Raw data below:
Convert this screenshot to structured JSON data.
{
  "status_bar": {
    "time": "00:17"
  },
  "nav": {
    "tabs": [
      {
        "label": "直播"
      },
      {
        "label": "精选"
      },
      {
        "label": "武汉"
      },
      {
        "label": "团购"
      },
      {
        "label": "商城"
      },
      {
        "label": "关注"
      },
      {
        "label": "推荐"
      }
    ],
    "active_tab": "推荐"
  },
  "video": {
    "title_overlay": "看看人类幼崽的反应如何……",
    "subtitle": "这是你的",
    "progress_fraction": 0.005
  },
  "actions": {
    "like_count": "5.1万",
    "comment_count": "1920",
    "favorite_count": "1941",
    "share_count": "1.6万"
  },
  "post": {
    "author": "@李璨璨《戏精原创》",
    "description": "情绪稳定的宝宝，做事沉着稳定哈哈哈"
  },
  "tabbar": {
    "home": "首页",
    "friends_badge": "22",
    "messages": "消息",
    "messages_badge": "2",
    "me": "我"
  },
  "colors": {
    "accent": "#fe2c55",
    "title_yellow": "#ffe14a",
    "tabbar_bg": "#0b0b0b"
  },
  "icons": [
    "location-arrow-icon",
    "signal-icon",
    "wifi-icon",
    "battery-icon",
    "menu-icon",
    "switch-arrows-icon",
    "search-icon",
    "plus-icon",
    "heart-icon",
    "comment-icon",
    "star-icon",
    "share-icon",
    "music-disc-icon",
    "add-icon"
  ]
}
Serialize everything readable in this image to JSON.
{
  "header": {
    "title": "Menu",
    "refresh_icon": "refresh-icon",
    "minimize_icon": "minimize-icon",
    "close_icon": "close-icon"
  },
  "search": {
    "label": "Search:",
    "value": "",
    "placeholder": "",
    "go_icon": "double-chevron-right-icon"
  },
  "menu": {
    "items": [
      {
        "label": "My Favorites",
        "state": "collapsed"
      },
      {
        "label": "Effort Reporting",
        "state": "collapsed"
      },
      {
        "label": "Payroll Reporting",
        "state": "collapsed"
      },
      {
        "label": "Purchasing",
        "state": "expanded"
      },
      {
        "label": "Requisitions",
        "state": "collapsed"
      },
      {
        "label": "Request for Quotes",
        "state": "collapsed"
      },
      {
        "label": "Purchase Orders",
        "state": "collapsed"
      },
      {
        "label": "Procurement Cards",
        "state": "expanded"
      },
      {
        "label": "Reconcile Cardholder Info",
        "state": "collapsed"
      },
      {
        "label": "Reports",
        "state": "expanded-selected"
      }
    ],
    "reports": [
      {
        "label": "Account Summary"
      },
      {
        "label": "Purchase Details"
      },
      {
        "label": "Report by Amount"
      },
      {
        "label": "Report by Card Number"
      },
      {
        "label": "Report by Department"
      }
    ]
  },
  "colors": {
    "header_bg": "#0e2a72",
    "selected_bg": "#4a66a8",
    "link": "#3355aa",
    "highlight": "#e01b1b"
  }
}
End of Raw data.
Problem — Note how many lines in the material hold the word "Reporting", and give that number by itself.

Result below — 2